ASSIGNMENT.
Examine the material below. Gather every line in which the string "Copy" appears.

DATA.
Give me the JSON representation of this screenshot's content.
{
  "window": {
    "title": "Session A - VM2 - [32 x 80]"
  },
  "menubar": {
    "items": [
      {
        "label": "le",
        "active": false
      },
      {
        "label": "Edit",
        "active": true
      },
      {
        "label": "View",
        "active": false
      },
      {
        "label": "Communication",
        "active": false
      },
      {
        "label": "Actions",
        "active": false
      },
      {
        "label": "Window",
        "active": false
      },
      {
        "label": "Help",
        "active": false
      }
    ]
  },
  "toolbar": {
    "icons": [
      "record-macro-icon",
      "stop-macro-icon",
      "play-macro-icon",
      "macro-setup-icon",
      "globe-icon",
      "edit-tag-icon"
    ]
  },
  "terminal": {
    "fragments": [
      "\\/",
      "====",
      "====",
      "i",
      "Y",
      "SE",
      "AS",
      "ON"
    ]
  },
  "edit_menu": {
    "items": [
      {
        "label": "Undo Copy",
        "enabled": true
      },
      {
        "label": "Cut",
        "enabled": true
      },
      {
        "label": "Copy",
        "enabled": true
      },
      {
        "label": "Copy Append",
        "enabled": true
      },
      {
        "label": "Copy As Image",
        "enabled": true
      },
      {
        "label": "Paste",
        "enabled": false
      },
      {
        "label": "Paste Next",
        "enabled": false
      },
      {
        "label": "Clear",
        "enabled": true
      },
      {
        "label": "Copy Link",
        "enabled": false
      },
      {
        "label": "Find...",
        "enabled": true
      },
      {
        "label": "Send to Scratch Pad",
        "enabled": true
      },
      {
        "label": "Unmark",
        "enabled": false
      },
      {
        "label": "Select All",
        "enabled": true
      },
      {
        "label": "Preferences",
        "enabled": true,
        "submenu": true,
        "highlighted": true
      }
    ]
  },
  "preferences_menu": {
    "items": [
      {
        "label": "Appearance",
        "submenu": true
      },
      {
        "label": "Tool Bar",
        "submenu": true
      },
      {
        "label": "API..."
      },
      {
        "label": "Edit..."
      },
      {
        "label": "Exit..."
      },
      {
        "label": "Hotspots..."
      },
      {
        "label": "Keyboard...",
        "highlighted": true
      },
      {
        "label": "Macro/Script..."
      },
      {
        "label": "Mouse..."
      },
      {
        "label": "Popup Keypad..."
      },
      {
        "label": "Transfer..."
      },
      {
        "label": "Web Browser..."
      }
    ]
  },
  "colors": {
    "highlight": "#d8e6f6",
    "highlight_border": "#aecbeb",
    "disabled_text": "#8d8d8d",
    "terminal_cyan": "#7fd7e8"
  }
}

SOLUTION TO THE PROBLEM.
        "label": "Undo Copy",
        "label": "Copy",
        "label": "Copy Append",
        "label": "Copy As Image",
        "label": "Copy Link",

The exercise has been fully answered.